Monday, January 21, 2008

Sand Hooters

All over the world, wars and languages and cultures may divide us, but humanity still seems united by one powerful force: teenagers always seem to get a big kick out of sand hooters.

Below: The first picture is from Columbia and the second from Singapore.

Fred Merkle

On occasion, this blog will highlight a player from baseball history. Courtesy of Baseball

Fred Merkle is forever famous for his bonehead play on September 23, 1908, which cost the Giants a critical victory and made possible the Cubs' pennant-clinching victory when the game was replayed at the end of the season. The play itself was clouded by contradictory affidavits by players, conflicting opinions by various baseball officials, and protests lodged by both teams over the umpires' handling of the incident.

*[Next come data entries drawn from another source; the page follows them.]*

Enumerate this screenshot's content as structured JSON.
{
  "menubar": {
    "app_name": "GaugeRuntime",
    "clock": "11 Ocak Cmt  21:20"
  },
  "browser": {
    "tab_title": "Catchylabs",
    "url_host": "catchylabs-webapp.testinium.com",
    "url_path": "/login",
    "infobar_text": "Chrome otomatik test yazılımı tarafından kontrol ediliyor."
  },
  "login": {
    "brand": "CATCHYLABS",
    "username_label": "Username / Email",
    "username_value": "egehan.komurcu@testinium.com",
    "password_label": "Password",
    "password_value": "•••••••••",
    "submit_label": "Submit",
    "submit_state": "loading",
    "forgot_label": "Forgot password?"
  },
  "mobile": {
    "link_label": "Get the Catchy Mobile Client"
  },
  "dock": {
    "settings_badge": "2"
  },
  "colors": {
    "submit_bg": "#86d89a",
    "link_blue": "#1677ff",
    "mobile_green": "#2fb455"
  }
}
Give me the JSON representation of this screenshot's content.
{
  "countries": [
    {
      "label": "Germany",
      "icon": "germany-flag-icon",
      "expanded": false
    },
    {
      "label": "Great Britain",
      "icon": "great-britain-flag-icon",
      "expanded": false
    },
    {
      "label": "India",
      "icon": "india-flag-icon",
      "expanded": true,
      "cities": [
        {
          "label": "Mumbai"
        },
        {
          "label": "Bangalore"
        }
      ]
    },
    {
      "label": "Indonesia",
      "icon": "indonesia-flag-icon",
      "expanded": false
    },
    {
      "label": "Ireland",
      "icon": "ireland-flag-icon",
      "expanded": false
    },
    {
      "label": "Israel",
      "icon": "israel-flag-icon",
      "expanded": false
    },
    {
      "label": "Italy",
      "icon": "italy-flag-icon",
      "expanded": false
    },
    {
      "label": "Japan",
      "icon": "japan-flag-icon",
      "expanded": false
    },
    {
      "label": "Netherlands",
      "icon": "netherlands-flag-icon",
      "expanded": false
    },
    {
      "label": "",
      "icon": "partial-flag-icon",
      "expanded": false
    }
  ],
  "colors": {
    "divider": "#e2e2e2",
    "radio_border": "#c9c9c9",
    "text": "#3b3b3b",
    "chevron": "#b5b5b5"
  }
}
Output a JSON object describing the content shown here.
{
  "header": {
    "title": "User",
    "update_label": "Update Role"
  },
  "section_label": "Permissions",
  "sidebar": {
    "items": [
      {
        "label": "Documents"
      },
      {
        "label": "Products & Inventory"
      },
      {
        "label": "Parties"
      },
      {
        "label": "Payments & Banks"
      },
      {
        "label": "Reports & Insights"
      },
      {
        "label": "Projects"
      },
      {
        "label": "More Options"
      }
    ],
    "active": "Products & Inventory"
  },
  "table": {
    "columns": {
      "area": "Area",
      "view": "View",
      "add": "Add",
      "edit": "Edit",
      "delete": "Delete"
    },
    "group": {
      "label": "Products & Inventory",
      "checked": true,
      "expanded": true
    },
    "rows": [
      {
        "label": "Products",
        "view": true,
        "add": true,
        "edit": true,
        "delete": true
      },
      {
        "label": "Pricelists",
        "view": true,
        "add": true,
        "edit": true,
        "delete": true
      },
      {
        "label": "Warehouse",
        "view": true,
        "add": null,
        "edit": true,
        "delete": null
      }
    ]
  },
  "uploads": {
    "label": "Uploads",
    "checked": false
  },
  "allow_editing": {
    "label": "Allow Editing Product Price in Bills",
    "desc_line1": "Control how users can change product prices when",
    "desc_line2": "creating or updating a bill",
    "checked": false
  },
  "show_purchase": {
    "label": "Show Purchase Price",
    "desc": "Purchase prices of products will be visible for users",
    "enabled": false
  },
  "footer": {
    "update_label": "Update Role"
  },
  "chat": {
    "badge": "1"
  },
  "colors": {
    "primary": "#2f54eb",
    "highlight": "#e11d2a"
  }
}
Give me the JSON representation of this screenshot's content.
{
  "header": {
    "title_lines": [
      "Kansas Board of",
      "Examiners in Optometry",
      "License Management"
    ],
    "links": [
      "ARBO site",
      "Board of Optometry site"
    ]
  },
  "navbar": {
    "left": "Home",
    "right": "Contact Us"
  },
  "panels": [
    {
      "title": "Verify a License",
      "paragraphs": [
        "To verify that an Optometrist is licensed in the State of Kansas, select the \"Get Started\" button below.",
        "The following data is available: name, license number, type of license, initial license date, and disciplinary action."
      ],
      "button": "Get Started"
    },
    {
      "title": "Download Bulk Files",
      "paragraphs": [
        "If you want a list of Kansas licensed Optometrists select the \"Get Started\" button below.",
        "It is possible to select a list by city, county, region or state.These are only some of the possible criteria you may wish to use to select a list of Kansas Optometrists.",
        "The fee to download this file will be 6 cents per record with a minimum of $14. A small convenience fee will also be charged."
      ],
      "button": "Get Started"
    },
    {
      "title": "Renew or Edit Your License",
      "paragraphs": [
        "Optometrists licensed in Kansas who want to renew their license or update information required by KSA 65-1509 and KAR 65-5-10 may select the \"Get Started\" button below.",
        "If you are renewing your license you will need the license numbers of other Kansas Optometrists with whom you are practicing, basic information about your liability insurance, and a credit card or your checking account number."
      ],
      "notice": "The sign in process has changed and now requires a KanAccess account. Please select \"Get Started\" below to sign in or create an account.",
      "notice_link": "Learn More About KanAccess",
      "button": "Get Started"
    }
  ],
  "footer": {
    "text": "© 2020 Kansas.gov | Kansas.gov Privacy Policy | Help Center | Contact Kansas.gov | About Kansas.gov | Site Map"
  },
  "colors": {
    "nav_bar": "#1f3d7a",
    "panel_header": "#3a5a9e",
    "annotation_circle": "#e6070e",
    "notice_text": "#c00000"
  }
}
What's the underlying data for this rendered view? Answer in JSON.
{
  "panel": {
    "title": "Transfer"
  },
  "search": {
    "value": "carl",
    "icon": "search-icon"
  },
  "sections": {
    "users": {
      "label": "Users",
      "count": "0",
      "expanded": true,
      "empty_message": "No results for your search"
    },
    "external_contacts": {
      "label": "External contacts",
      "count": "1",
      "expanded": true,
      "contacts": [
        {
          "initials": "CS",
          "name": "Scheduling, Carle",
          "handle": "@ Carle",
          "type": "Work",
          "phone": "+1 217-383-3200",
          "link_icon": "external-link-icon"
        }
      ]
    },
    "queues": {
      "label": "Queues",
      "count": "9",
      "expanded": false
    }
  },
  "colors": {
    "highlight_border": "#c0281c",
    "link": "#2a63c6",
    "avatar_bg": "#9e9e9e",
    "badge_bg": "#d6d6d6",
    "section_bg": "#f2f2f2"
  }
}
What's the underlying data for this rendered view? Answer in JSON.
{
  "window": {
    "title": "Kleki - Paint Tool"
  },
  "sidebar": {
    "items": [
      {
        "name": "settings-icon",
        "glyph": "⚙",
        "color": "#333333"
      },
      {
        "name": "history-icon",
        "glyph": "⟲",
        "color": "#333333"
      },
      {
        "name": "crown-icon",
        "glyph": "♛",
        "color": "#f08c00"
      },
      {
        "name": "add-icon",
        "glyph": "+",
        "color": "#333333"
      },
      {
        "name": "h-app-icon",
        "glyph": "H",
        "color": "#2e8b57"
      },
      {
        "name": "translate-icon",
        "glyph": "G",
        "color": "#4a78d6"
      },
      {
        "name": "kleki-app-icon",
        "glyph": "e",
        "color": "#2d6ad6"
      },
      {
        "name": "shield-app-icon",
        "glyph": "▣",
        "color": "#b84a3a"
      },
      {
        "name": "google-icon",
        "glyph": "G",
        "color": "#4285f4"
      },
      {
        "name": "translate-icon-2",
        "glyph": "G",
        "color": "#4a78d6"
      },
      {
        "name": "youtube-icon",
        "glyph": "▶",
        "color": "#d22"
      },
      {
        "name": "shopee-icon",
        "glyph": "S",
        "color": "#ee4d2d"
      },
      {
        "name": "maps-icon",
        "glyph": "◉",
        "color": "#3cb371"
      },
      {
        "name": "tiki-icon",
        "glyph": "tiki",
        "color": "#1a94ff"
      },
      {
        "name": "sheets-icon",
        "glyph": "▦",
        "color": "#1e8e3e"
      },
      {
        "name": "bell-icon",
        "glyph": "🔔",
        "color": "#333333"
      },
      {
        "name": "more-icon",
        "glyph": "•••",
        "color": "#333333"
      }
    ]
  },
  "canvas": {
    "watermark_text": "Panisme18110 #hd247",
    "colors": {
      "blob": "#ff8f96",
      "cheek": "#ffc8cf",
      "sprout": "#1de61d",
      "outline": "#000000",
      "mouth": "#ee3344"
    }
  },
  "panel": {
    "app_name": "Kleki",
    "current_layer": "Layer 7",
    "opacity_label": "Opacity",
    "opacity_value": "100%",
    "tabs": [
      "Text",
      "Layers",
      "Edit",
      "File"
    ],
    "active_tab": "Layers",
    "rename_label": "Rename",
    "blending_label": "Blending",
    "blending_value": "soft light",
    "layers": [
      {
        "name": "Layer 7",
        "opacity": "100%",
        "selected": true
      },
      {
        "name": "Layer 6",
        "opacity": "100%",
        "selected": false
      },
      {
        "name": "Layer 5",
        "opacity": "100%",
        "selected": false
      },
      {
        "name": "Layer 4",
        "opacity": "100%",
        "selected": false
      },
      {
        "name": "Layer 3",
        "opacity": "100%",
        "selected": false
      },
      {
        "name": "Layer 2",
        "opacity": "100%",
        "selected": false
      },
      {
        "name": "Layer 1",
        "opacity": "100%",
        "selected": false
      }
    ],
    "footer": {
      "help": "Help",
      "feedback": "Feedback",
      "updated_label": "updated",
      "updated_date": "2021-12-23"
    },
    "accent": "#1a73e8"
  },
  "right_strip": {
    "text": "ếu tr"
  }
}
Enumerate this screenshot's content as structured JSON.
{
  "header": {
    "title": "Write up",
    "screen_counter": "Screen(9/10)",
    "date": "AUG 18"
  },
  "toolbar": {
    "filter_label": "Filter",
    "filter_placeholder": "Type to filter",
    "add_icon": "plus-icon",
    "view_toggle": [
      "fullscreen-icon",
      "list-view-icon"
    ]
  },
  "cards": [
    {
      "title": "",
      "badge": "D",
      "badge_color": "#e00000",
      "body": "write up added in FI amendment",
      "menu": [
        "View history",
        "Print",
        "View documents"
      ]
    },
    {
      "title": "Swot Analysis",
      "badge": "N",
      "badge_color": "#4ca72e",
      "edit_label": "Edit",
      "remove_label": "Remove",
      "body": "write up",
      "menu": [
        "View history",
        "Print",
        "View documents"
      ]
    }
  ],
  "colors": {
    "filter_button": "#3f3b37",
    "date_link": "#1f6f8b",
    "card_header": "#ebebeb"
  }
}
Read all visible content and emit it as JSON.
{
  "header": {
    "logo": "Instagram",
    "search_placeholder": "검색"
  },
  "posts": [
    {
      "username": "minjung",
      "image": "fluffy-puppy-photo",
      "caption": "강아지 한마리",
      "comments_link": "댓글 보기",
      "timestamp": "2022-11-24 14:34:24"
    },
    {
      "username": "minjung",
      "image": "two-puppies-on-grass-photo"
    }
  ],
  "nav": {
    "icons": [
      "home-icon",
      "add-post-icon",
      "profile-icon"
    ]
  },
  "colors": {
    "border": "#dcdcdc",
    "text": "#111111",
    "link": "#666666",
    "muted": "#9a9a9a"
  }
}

The confusion started when Merkle, the runner on first, failed to touch second after an apparent game-winning base hit. Instead, he turned back toward the dugout, as was customary at the time, when he saw the run cross the plate. As the happy Polo Grounds crowd filed across the field towards the centerfield gate, second baseman Johnny Evers got the ball and stepped on second, claiming a forceout which negated the winning run. With the fans already crowding the field, the game could not be played to a decision, and had to be replayed.

When the season ended with the two teams tied, a group of Giants, led by Christy Mathewson, went to owner John T. Brush. They claimed they shouldn't have to play another game for something they had already won. The gravely ill Brush expressed disappointment at their attitude, and they played and lost. Whatever the merits of the case, it was one of baseball's most controversial plays and it haunted Merkle not just for the rest of his playing days, but all his life. He bitterly refused requests for interviews in later years because he didn't want to relive the incident.

Click here for the rest of the article.